(Data excerpts)
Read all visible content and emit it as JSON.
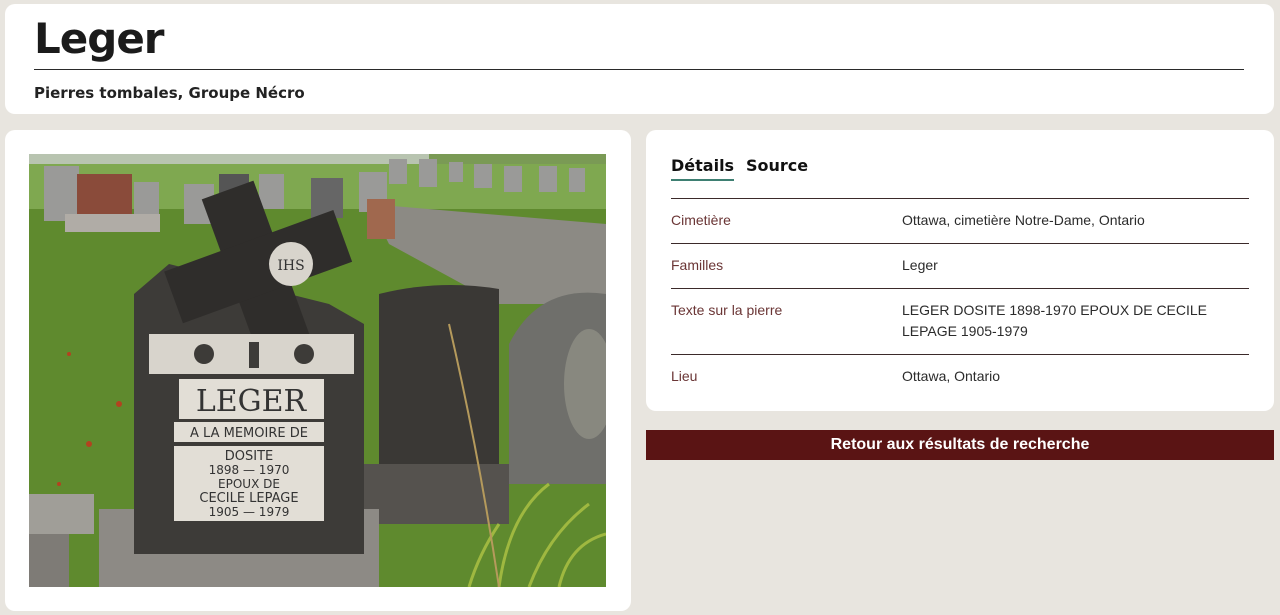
{
  "header": {
    "title": "Leger",
    "subtitle": "Pierres tombales, Groupe Nécro"
  },
  "photo": {
    "subject": "tombstone-photo",
    "stone_text": {
      "name": "LEGER",
      "line1": "A LA MEMOIRE DE",
      "line2": "DOSITE",
      "line3": "1898 — 1970",
      "line4": "EPOUX DE",
      "line5": "CECILE LEPAGE",
      "line6": "1905 — 1979",
      "medallion": "IHS"
    }
  },
  "details": {
    "tabs": [
      {
        "label": "Détails",
        "active": true
      },
      {
        "label": "Source",
        "active": false
      }
    ],
    "rows": [
      {
        "label": "Cimetière",
        "value": "Ottawa, cimetière Notre-Dame, Ontario"
      },
      {
        "label": "Familles",
        "value": "Leger"
      },
      {
        "label": "Texte sur la pierre",
        "value": "LEGER DOSITE 1898-1970 EPOUX DE CECILE LEPAGE 1905-1979"
      },
      {
        "label": "Lieu",
        "value": "Ottawa, Ontario"
      }
    ]
  },
  "back_button": {
    "label": "Retour aux résultats de recherche"
  },
  "colors": {
    "background": "#e8e5df",
    "accent_tab": "#3e7f72",
    "label_color": "#6a3535",
    "button_bg": "#5a1414"
  }
}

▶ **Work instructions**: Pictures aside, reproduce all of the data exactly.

▶ **Response for this exercise**:
Read all visible content and emit it as JSON.
{
  "header": {
    "title": "Leger",
    "subtitle": "Pierres tombales, Groupe Nécro"
  },
  "photo": {
    "subject": "tombstone-photo",
    "stone_text": {
      "name": "LEGER",
      "line1": "A LA MEMOIRE DE",
      "line2": "DOSITE",
      "line3": "1898 — 1970",
      "line4": "EPOUX DE",
      "line5": "CECILE LEPAGE",
      "line6": "1905 — 1979",
      "medallion": "IHS"
    }
  },
  "details": {
    "tabs": [
      {
        "label": "Détails",
        "active": true
      },
      {
        "label": "Source",
        "active": false
      }
    ],
    "rows": [
      {
        "label": "Cimetière",
        "value": "Ottawa, cimetière Notre-Dame, Ontario"
      },
      {
        "label": "Familles",
        "value": "Leger"
      },
      {
        "label": "Texte sur la pierre",
        "value": "LEGER DOSITE 1898-1970 EPOUX DE CECILE LEPAGE 1905-1979"
      },
      {
        "label": "Lieu",
        "value": "Ottawa, Ontario"
      }
    ]
  },
  "back_button": {
    "label": "Retour aux résultats de recherche"
  },
  "colors": {
    "background": "#e8e5df",
    "accent_tab": "#3e7f72",
    "label_color": "#6a3535",
    "button_bg": "#5a1414"
  }
}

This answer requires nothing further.